The All American (film)

  (Redirected from The All American (1932 film))

The All American is a 1932 American pre-Code sports drama film directed by Russell Mack and written by Ferdinand Reyher and Frank Wead. The film stars Richard Arlen, Andy Devine and Gloria Stuart. It was given its premiere in Los Angeles on October 7, 1932, by Universal Pictures.[2][4] Many noted real-life football players and a coach appeared uncredited in the film.[5]

The All American
Directed byRussell Mack
Produced byE. M. Asher
Screenplay byFerdinand Reyher
Frank Wead
Story byRichard Schayer
Dale Van Every
StarringRichard Arlen
Andy Devine
Gloria Stuart
CinematographyGeorge Robinson
Edited byRobert Carlisle
Production
company
Distributed byUniversal Pictures
Release date
  • October 7, 1932 (1932-10-07) (Los Angeles[1][2])
Running time
73 or 78 minutes[1][2] or 79 minutes[3]
CountryUnited States
LanguageEnglish

PlotEdit

College football hero Gary King's life changes for the worse when the allure of money results in a business arrangement with untrustworthy Willie Walsh and a romance with heiress Gloria Neuchard, changing all his previous plans.

Gary spurns sweetheart Ellen Steffens and puts off a promise to best friend Steve Kelly to launch a construction business together. His lavish spending on Gloria and gambling habit result in Gary falling deeply in debt.

In the meantime, Gary's younger brother Bob has become an All-American football star. Bob is married to Betty Poe and all is well until wealthy Gloria and scheming Willie turn up again. When a football game is scheduled between Bob's school and a team of older All-Stars, an opportunity arises for Gary to play against his brother and teach him not to make the same mistakes he did.

CastEdit

Uncredited:

ReceptionEdit

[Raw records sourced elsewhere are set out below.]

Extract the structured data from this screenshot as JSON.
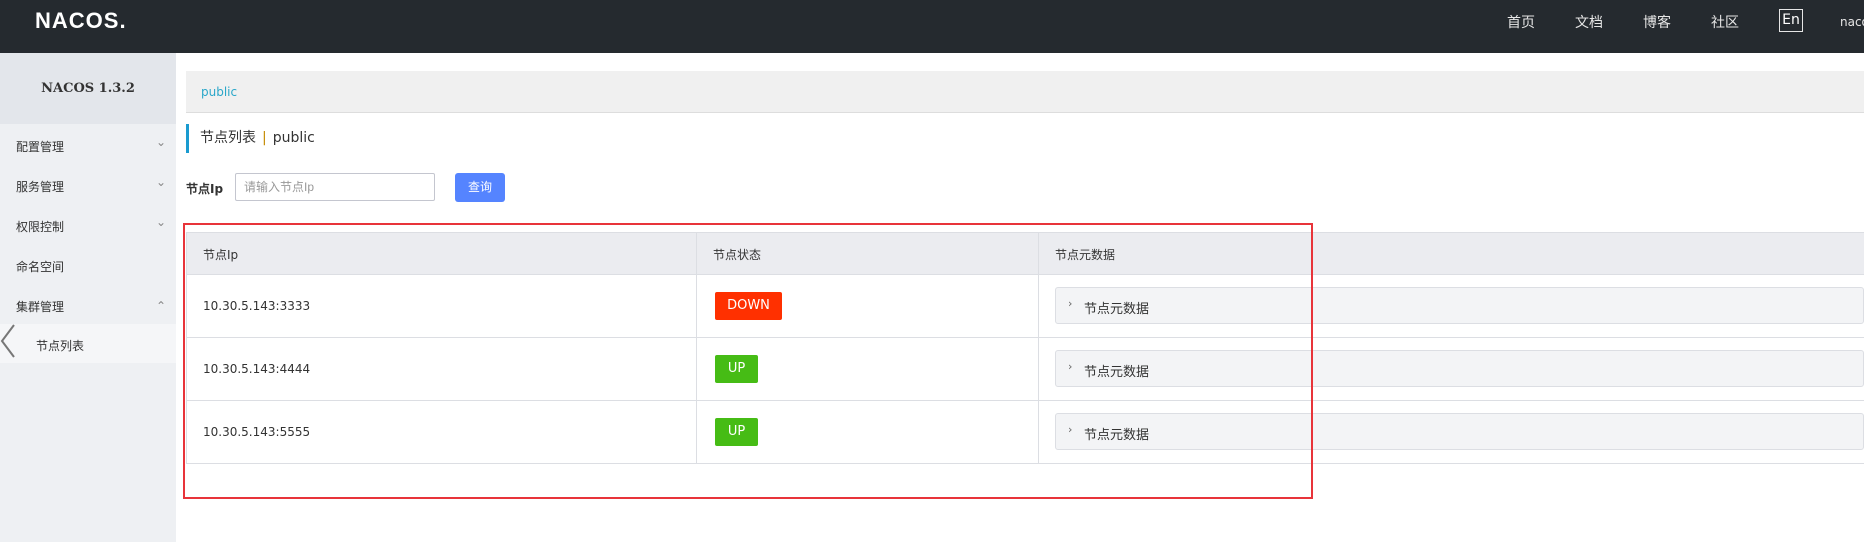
{
  "header": {
    "logo": "NACOS.",
    "nav": [
      "首页",
      "文档",
      "博客",
      "社区"
    ],
    "lang_button": "En",
    "user": "nacos"
  },
  "sidebar": {
    "version": "NACOS 1.3.2",
    "items": [
      {
        "label": "配置管理",
        "chevron": "down"
      },
      {
        "label": "服务管理",
        "chevron": "down"
      },
      {
        "label": "权限控制",
        "chevron": "down"
      },
      {
        "label": "命名空间",
        "chevron": ""
      },
      {
        "label": "集群管理",
        "chevron": "up"
      }
    ],
    "subitem": "节点列表"
  },
  "breadcrumb": "public",
  "page": {
    "title": "节点列表",
    "separator": "|",
    "namespace": "public"
  },
  "filter": {
    "label": "节点Ip",
    "placeholder": "请输入节点Ip",
    "query_button": "查询"
  },
  "table": {
    "columns": [
      "节点Ip",
      "节点状态",
      "节点元数据"
    ],
    "rows": [
      {
        "ip": "10.30.5.143:3333",
        "status": "DOWN",
        "meta": "节点元数据"
      },
      {
        "ip": "10.30.5.143:4444",
        "status": "UP",
        "meta": "节点元数据"
      },
      {
        "ip": "10.30.5.143:5555",
        "status": "UP",
        "meta": "节点元数据"
      }
    ]
  },
  "colors": {
    "topbar": "#252a2f",
    "accent": "#5584ff",
    "status_down": "#ff3000",
    "status_up": "#46bc15",
    "highlight": "#e8343a"
  }
}
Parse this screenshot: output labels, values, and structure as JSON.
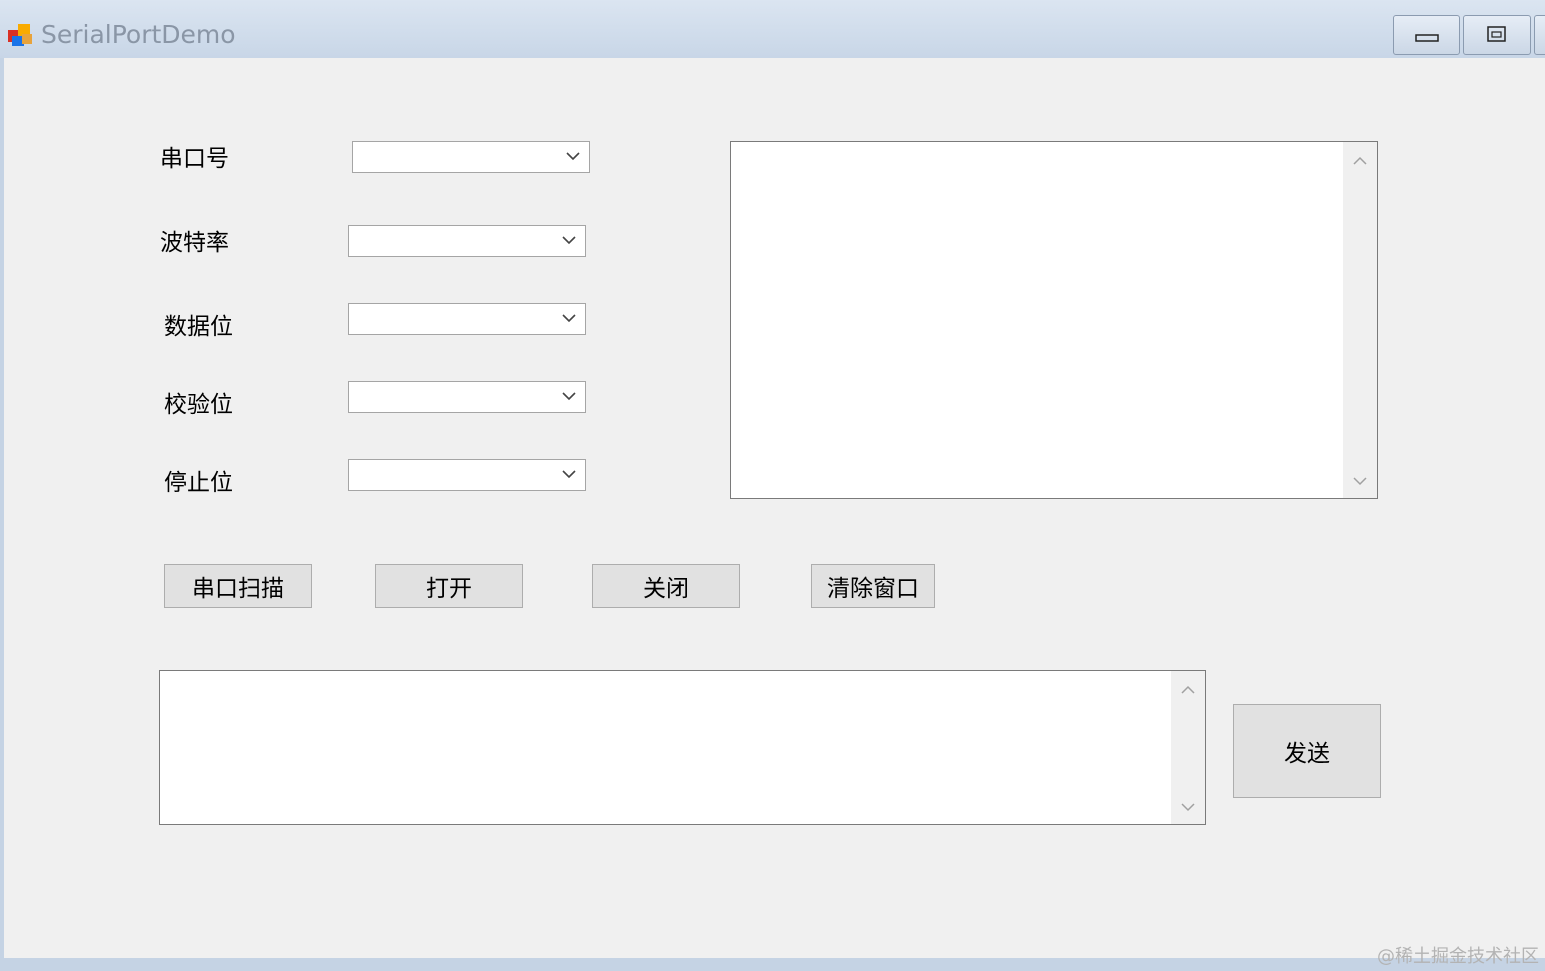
{
  "window": {
    "title": "SerialPortDemo",
    "icon": "windows-forms-app-icon"
  },
  "titlebar_buttons": {
    "minimize_icon": "minimize-icon",
    "maximize_icon": "maximize-icon"
  },
  "form": {
    "fields": [
      {
        "label": "串口号",
        "value": ""
      },
      {
        "label": "波特率",
        "value": ""
      },
      {
        "label": "数据位",
        "value": ""
      },
      {
        "label": "校验位",
        "value": ""
      },
      {
        "label": "停止位",
        "value": ""
      }
    ],
    "buttons": {
      "scan": "串口扫描",
      "open": "打开",
      "close": "关闭",
      "clear": "清除窗口",
      "send": "发送"
    },
    "receive_text": "",
    "send_text": ""
  },
  "watermark": "@稀土掘金技术社区",
  "colors": {
    "titlebar": "#c8d6e7",
    "client_bg": "#f0f0f0",
    "button_bg": "#e1e1e1",
    "title_text": "#8a96a6"
  }
}
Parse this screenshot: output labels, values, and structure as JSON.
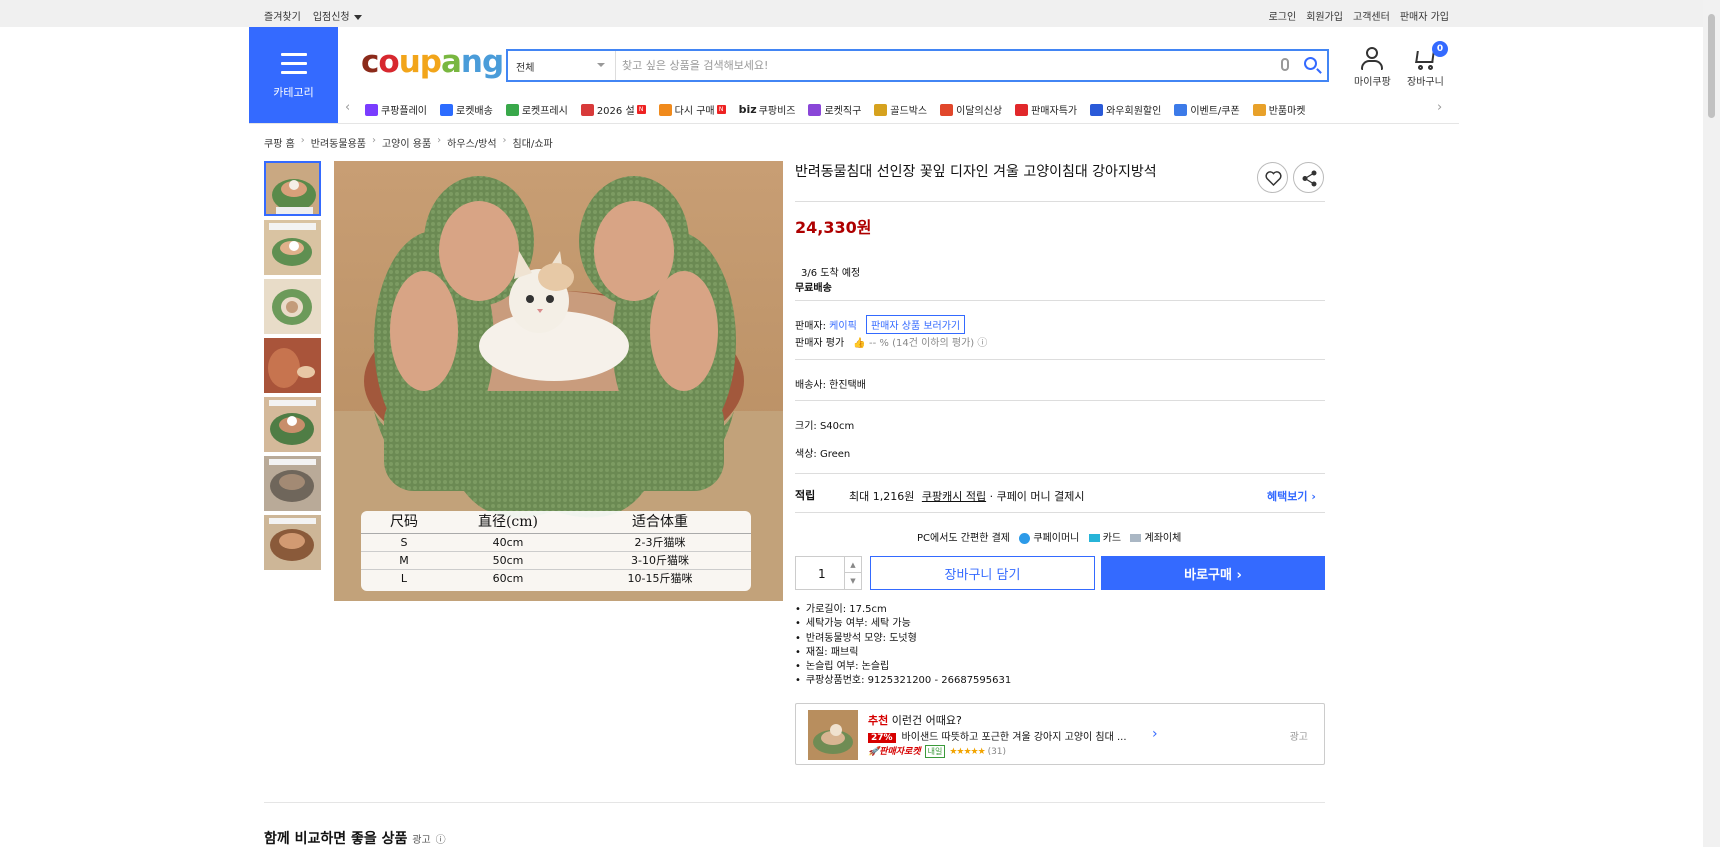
{
  "topbar": {
    "left": [
      "즐겨찾기",
      "입점신청"
    ],
    "right": [
      "로그인",
      "회원가입",
      "고객센터",
      "판매자 가입"
    ]
  },
  "header": {
    "category_label": "카테고리",
    "logo": [
      "c",
      "o",
      "u",
      "p",
      "a",
      "n",
      "g"
    ],
    "search_select": "전체",
    "search_placeholder": "찾고 싶은 상품을 검색해보세요!",
    "mycoupang": "마이쿠팡",
    "cart": "장바구니",
    "cart_count": "0"
  },
  "nav": {
    "items": [
      {
        "label": "쿠팡플레이",
        "color": "#7a3cff"
      },
      {
        "label": "로켓배송",
        "color": "#2c6cff"
      },
      {
        "label": "로켓프레시",
        "color": "#39a84a"
      },
      {
        "label": "2026 설",
        "color": "#d83a3a",
        "badge": "N"
      },
      {
        "label": "다시 구매",
        "color": "#f08a1c",
        "badge": "N"
      },
      {
        "label": "쿠팡비즈",
        "color": "#222222",
        "prefix": "biz"
      },
      {
        "label": "로켓직구",
        "color": "#8a46d8"
      },
      {
        "label": "골드박스",
        "color": "#d6a21e"
      },
      {
        "label": "이달의신상",
        "color": "#e1472b"
      },
      {
        "label": "판매자특가",
        "color": "#e1282b"
      },
      {
        "label": "와우회원할인",
        "color": "#2a5ad8"
      },
      {
        "label": "이벤트/쿠폰",
        "color": "#3c7ae8"
      },
      {
        "label": "반품마켓",
        "color": "#e8a12a"
      }
    ]
  },
  "breadcrumb": [
    "쿠팡 홈",
    "반려동물용품",
    "고양이 용품",
    "하우스/방석",
    "침대/쇼파"
  ],
  "product": {
    "title": "반려동물침대 선인장 꽃잎 디자인 겨울 고양이침대 강아지방석",
    "price": "24,330원",
    "arrival": "3/6 도착 예정",
    "shipping": "무료배송",
    "seller_label": "판매자:",
    "seller_name": "케이픽",
    "seller_link": "판매자 상품 보러가기",
    "rating_label": "판매자 평가",
    "rating_value": "-- % (14건 이하의 평가)",
    "carrier": "배송사:  한진택배",
    "size": "크기: S40cm",
    "color": "색상: Green",
    "reward_title": "적립",
    "reward_text": "최대 1,216원",
    "reward_link": "쿠팡캐시 적립",
    "reward_tail": "· 쿠페이 머니 결제시",
    "benefit_link": "혜택보기",
    "pay_title": "PC에서도 간편한 결제",
    "pay_options": [
      "쿠페이머니",
      "카드",
      "계좌이체"
    ],
    "qty": "1",
    "add_cart": "장바구니 담기",
    "buy_now": "바로구매",
    "bullets": [
      "가로길이: 17.5cm",
      "세탁가능 여부: 세탁 가능",
      "반려동물방석 모양: 도넛형",
      "재질: 패브릭",
      "논슬립 여부: 논슬립",
      "쿠팡상품번호: 9125321200 - 26687595631"
    ],
    "size_table": {
      "headers": [
        "尺码",
        "直径(cm)",
        "适合体重"
      ],
      "rows": [
        [
          "S",
          "40cm",
          "2-3斤猫咪"
        ],
        [
          "M",
          "50cm",
          "3-10斤猫咪"
        ],
        [
          "L",
          "60cm",
          "10-15斤猫咪"
        ]
      ]
    }
  },
  "recommend": {
    "label_red": "추천",
    "label": "이런건 어때요?",
    "discount": "27%",
    "name": "바이샌드 따뜻하고 포근한 겨울 강아지 고양이 침대 ...",
    "rocket": "🚀판매자로켓",
    "tomorrow": "내일",
    "stars": "★★★★★",
    "reviews": "(31)",
    "ad": "광고"
  },
  "compare": {
    "title": "함께 비교하면 좋을 상품",
    "ad": "광고"
  }
}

The New York Times critic gave it a mixed review, writing, "As a dramatic entertainment, it is not quite so satisfactory. ... The scenarists in 'The All American' are too strenuous in their zeal to show the perils of national publicity for the young collegiates who have a battle to fight with life when they leave college."[5] The reviewer did praise the "outstanding performance" of Gleason and noted that "Mr. Arlen is earnest and attractive in the principal rôle."[5]

ReferencesEdit

  1. ^ a b The All American at the TCM Movie Database
  2. ^ a b c "The All American". Afi.com. Retrieved January 3, 2016.
  3. ^ The All American at IMDb
  4. ^ "The All American (1932)". Turner Classic Movies. Retrieved January 3, 2016.
  5. ^ a b c A.D.S. (October 22, 1932). "A Football Drama". The New York Times. Retrieved January 3, 2016.

External linksEdit